#### WORK INSTRUCTION
Would you return every entry below without a single difference?

··········

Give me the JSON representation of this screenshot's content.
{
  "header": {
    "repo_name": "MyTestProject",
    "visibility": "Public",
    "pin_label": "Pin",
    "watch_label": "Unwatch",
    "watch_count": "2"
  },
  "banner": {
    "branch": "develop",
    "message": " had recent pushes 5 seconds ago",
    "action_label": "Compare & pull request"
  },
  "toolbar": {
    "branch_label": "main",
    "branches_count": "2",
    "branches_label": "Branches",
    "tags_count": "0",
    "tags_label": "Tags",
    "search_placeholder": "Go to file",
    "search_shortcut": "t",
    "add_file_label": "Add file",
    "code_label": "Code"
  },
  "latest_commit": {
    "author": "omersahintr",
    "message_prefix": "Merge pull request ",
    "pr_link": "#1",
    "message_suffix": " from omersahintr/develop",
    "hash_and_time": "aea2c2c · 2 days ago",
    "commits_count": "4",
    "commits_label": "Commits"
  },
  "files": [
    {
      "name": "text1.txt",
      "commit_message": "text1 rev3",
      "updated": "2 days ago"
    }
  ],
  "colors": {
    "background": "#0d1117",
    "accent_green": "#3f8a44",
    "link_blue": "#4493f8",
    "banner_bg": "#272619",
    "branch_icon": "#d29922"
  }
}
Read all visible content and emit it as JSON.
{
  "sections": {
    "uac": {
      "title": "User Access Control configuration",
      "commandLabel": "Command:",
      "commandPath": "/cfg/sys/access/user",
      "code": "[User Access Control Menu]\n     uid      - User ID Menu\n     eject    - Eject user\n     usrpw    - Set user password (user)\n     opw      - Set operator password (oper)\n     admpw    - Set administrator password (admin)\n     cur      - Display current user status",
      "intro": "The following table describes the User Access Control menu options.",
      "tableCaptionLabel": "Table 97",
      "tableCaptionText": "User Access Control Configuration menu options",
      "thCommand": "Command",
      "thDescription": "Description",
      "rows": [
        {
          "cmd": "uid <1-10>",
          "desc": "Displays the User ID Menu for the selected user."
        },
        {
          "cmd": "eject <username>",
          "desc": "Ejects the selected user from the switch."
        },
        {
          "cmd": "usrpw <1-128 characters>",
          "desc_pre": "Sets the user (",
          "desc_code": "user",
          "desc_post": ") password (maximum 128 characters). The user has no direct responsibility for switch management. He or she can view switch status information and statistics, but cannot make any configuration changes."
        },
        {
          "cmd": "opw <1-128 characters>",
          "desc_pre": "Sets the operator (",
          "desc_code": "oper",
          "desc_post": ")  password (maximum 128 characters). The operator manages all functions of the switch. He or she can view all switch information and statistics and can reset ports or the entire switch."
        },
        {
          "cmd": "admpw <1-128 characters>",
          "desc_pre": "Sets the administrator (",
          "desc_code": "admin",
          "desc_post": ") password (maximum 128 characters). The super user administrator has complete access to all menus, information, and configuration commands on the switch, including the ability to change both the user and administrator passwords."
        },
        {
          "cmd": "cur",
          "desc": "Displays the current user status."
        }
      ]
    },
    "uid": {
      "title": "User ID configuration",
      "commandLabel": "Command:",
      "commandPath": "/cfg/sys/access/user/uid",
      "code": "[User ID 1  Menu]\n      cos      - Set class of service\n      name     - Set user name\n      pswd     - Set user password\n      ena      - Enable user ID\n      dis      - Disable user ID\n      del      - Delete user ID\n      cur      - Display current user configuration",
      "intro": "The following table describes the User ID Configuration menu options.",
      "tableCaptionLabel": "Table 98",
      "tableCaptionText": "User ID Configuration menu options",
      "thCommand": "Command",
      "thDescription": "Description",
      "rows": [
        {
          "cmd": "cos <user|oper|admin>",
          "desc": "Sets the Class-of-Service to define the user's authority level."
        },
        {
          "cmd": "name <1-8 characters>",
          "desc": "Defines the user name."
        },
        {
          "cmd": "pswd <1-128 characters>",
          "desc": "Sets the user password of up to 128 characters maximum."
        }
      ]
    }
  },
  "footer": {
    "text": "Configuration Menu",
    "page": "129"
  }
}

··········

#### TASK OUTPUT
Give me the JSON representation of this screenshot's content.
{
  "header": {
    "repo_name": "MyTestProject",
    "visibility": "Public",
    "pin_label": "Pin",
    "watch_label": "Unwatch",
    "watch_count": "2"
  },
  "banner": {
    "branch": "develop",
    "message": " had recent pushes 5 seconds ago",
    "action_label": "Compare & pull request"
  },
  "toolbar": {
    "branch_label": "main",
    "branches_count": "2",
    "branches_label": "Branches",
    "tags_count": "0",
    "tags_label": "Tags",
    "search_placeholder": "Go to file",
    "search_shortcut": "t",
    "add_file_label": "Add file",
    "code_label": "Code"
  },
  "latest_commit": {
    "author": "omersahintr",
    "message_prefix": "Merge pull request ",
    "pr_link": "#1",
    "message_suffix": " from omersahintr/develop",
    "hash_and_time": "aea2c2c · 2 days ago",
    "commits_count": "4",
    "commits_label": "Commits"
  },
  "files": [
    {
      "name": "text1.txt",
      "commit_message": "text1 rev3",
      "updated": "2 days ago"
    }
  ],
  "colors": {
    "background": "#0d1117",
    "accent_green": "#3f8a44",
    "link_blue": "#4493f8",
    "banner_bg": "#272619",
    "branch_icon": "#d29922"
  }
}
Read all visible content and emit it as JSON.
{
  "sections": {
    "uac": {
      "title": "User Access Control configuration",
      "commandLabel": "Command:",
      "commandPath": "/cfg/sys/access/user",
      "code": "[User Access Control Menu]\n     uid      - User ID Menu\n     eject    - Eject user\n     usrpw    - Set user password (user)\n     opw      - Set operator password (oper)\n     admpw    - Set administrator password (admin)\n     cur      - Display current user status",
      "intro": "The following table describes the User Access Control menu options.",
      "tableCaptionLabel": "Table 97",
      "tableCaptionText": "User Access Control Configuration menu options",
      "thCommand": "Command",
      "thDescription": "Description",
      "rows": [
        {
          "cmd": "uid <1-10>",
          "desc": "Displays the User ID Menu for the selected user."
        },
        {
          "cmd": "eject <username>",
          "desc": "Ejects the selected user from the switch."
        },
        {
          "cmd": "usrpw <1-128 characters>",
          "desc_pre": "Sets the user (",
          "desc_code": "user",
          "desc_post": ") password (maximum 128 characters). The user has no direct responsibility for switch management. He or she can view switch status information and statistics, but cannot make any configuration changes."
        },
        {
          "cmd": "opw <1-128 characters>",
          "desc_pre": "Sets the operator (",
          "desc_code": "oper",
          "desc_post": ")  password (maximum 128 characters). The operator manages all functions of the switch. He or she can view all switch information and statistics and can reset ports or the entire switch."
        },
        {
          "cmd": "admpw <1-128 characters>",
          "desc_pre": "Sets the administrator (",
          "desc_code": "admin",
          "desc_post": ") password (maximum 128 characters). The super user administrator has complete access to all menus, information, and configuration commands on the switch, including the ability to change both the user and administrator passwords."
        },
        {
          "cmd": "cur",
          "desc": "Displays the current user status."
        }
      ]
    },
    "uid": {
      "title": "User ID configuration",
      "commandLabel": "Command:",
      "commandPath": "/cfg/sys/access/user/uid",
      "code": "[User ID 1  Menu]\n      cos      - Set class of service\n      name     - Set user name\n      pswd     - Set user password\n      ena      - Enable user ID\n      dis      - Disable user ID\n      del      - Delete user ID\n      cur      - Display current user configuration",
      "intro": "The following table describes the User ID Configuration menu options.",
      "tableCaptionLabel": "Table 98",
      "tableCaptionText": "User ID Configuration menu options",
      "thCommand": "Command",
      "thDescription": "Description",
      "rows": [
        {
          "cmd": "cos <user|oper|admin>",
          "desc": "Sets the Class-of-Service to define the user's authority level."
        },
        {
          "cmd": "name <1-8 characters>",
          "desc": "Defines the user name."
        },
        {
          "cmd": "pswd <1-128 characters>",
          "desc": "Sets the user password of up to 128 characters maximum."
        }
      ]
    }
  },
  "footer": {
    "text": "Configuration Menu",
    "page": "129"
  }
}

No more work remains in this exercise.